RECORDS PROVIDED
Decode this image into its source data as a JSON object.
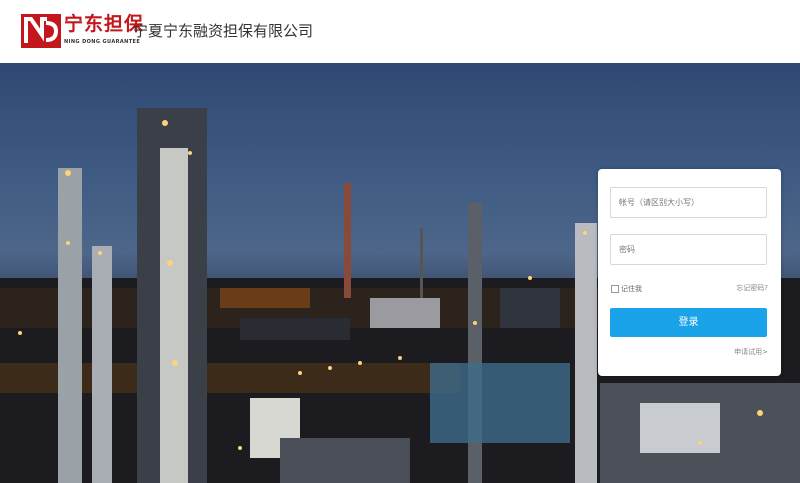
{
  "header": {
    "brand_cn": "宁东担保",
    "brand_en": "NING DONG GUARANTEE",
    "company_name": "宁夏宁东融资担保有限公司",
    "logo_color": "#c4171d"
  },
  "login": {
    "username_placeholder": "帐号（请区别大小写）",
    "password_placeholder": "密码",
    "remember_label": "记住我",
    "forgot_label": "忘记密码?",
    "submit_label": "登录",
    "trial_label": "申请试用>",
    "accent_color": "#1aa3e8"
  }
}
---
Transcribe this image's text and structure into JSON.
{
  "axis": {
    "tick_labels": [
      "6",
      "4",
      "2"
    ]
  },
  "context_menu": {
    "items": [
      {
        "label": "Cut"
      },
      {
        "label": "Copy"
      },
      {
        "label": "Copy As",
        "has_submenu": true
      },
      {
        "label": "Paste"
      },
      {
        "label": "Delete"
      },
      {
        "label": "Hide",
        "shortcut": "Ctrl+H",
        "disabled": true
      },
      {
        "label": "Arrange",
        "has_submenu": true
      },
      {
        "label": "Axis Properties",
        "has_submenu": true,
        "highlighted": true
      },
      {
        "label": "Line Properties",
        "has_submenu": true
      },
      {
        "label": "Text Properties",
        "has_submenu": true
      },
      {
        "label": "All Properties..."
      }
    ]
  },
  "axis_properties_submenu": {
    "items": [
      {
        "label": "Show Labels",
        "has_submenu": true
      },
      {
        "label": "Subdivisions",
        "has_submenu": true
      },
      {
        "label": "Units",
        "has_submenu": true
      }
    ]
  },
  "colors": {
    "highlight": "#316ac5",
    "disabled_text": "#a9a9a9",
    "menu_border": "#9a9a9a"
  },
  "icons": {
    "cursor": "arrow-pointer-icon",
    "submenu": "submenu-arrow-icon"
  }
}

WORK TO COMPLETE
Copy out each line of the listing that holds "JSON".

OUTPUT FOR THIS TASK
Decode this image into its source data as a JSON object.
Transcribe this image's text and structure into JSON.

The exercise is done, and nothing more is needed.